▸ **Work to be completed**:
Count up the lines below in which the string "text" appears. The reply should be that number alone.

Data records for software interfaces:
============
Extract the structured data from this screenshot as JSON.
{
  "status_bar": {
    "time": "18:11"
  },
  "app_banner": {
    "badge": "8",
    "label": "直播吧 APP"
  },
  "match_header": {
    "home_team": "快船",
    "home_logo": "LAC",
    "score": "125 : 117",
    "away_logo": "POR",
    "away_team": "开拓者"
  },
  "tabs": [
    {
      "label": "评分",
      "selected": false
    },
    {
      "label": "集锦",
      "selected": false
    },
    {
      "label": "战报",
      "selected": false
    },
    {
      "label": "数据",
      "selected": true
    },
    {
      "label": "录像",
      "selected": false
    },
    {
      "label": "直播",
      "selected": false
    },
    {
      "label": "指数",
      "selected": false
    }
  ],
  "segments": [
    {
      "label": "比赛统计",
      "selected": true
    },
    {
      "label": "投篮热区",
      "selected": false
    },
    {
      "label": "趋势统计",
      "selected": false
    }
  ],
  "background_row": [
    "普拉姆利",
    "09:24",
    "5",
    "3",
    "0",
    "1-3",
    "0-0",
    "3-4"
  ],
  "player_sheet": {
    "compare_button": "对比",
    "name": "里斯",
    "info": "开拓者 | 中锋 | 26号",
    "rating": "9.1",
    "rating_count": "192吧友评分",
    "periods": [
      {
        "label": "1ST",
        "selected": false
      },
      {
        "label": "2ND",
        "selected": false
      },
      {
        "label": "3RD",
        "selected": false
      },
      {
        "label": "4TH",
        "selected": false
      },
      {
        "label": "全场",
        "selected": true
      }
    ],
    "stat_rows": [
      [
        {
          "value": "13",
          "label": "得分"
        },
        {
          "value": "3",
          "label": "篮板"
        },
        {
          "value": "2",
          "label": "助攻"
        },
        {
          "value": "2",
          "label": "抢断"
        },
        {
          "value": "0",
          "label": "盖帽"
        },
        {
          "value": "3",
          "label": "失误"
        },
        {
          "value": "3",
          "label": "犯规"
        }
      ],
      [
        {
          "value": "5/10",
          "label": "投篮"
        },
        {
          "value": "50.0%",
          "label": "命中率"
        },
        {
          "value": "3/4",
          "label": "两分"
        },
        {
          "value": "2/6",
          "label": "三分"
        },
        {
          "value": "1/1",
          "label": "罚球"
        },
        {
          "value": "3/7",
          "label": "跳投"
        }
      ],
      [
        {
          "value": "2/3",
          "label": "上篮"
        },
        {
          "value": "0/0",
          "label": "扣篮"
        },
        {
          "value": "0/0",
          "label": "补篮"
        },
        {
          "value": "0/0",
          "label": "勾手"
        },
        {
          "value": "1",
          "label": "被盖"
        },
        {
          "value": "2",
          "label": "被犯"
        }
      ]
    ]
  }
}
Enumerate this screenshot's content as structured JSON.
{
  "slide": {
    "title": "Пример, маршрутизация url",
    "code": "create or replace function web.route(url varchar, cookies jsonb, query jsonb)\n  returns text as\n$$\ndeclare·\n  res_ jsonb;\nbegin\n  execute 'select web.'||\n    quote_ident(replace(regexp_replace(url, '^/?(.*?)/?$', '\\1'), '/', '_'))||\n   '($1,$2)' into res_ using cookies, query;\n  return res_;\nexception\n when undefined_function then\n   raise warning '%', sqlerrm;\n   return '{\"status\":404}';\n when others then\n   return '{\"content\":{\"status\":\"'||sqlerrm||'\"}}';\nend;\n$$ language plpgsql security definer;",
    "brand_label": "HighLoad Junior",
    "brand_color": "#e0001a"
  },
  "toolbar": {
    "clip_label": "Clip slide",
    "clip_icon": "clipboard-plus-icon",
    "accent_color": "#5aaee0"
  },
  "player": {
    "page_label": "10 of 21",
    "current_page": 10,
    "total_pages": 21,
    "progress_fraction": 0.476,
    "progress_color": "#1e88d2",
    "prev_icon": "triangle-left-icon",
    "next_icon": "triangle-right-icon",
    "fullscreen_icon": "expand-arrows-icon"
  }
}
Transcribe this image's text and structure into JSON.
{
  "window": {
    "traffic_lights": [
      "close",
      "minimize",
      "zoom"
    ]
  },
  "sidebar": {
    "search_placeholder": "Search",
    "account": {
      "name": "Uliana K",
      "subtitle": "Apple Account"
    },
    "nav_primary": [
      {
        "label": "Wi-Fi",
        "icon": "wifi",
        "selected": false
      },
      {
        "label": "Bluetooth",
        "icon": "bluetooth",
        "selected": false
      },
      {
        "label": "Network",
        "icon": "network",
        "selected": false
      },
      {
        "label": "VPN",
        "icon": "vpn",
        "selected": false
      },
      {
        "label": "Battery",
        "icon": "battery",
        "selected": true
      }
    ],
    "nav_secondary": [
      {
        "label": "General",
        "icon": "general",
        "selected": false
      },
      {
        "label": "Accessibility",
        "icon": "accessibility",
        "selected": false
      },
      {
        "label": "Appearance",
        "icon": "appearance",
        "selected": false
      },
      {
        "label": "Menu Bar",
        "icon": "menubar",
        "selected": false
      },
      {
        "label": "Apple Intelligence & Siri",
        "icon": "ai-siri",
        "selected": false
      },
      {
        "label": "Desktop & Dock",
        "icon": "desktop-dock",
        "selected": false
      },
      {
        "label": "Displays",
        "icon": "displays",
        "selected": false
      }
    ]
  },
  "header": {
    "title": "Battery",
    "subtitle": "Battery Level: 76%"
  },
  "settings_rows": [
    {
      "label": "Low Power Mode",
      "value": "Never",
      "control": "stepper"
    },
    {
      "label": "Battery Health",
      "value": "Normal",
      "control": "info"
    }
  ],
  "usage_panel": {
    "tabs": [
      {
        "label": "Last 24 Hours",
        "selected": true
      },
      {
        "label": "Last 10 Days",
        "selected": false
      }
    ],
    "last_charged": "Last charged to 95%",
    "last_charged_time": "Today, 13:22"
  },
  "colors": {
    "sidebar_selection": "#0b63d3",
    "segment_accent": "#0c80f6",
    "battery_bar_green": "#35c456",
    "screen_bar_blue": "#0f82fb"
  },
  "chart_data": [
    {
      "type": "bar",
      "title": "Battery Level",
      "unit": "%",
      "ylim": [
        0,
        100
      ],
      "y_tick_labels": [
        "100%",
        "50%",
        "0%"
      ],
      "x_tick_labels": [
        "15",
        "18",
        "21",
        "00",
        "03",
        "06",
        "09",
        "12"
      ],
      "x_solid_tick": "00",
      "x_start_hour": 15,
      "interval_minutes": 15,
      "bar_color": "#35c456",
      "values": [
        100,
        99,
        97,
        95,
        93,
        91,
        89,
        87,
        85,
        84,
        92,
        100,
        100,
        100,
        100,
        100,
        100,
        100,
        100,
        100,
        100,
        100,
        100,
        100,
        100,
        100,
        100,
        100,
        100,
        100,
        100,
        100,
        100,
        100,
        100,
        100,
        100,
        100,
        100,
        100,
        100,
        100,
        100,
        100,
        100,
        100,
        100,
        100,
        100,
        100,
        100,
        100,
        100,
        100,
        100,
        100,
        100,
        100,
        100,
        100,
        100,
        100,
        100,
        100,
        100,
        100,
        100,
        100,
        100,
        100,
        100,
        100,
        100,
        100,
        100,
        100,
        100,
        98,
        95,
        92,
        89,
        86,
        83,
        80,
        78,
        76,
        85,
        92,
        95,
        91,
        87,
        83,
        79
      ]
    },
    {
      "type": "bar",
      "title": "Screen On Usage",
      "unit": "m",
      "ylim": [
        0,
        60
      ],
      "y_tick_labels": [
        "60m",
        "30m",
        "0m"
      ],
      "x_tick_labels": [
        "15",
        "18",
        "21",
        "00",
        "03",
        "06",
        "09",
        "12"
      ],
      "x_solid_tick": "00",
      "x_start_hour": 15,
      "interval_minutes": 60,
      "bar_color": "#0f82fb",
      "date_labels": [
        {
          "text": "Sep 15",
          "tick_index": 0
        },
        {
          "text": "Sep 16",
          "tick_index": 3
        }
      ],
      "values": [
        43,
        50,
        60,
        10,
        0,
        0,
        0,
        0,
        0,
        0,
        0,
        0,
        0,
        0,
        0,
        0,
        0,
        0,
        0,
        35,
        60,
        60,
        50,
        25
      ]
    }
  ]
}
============
▸ **Solution for this task**:
4